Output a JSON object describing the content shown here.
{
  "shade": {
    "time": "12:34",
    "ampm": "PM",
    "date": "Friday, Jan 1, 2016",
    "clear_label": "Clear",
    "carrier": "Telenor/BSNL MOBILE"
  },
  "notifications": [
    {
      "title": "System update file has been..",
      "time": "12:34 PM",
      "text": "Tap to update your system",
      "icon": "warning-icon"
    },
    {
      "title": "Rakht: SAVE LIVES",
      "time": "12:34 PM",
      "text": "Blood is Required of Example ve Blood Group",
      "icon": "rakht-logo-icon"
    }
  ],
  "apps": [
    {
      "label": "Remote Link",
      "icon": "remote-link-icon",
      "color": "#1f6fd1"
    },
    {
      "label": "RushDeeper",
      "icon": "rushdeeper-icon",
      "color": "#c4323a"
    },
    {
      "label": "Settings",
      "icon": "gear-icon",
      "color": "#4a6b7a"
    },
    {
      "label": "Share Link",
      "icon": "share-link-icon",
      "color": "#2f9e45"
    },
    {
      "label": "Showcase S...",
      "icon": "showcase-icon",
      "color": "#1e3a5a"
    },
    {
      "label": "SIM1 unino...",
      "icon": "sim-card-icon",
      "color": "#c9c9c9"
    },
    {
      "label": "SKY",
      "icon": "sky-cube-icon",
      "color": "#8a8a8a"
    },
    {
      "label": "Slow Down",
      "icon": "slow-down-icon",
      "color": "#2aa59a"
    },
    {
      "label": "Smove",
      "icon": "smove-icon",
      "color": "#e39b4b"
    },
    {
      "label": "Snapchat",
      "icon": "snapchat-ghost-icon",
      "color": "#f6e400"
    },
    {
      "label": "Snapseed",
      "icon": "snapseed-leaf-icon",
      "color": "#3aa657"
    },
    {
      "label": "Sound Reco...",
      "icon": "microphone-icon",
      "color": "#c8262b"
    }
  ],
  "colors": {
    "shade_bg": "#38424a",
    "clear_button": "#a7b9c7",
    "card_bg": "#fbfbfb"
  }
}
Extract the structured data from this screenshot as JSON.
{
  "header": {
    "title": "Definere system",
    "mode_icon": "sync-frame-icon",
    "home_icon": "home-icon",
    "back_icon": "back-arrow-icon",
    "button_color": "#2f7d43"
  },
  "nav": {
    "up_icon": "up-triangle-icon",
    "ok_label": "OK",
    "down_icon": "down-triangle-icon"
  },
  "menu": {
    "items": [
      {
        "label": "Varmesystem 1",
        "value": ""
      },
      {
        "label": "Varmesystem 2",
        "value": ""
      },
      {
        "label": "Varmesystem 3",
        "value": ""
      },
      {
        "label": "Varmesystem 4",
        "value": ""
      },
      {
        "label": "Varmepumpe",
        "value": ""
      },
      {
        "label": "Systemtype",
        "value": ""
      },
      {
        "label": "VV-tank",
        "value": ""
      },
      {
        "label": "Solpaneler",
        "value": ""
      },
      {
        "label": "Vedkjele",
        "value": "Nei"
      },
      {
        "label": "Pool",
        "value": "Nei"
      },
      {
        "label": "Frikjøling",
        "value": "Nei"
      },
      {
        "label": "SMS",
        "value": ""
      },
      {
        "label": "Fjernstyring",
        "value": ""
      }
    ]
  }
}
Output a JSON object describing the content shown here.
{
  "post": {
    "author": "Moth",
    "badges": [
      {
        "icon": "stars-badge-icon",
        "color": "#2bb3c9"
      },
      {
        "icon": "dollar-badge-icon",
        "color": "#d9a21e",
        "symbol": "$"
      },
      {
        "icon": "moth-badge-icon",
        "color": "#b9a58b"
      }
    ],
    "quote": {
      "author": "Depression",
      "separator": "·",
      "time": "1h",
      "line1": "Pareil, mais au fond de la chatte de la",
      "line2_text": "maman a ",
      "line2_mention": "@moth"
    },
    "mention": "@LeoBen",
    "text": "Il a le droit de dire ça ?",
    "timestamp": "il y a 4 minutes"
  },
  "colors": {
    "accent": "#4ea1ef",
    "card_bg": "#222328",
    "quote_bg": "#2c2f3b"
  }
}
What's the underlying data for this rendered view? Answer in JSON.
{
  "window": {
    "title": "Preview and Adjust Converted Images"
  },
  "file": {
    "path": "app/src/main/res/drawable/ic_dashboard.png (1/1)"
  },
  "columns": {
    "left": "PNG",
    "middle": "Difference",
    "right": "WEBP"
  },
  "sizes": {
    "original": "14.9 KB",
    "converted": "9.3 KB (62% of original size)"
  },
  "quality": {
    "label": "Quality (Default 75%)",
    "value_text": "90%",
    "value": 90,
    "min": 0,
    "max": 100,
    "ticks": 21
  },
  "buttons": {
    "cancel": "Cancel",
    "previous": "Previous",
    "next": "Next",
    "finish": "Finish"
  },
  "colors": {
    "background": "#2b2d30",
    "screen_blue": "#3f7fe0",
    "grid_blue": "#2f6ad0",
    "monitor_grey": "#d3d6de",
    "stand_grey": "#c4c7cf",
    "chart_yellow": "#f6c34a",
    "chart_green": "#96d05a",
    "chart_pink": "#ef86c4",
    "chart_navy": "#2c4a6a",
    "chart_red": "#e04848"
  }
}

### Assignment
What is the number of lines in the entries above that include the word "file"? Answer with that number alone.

### Answer space
2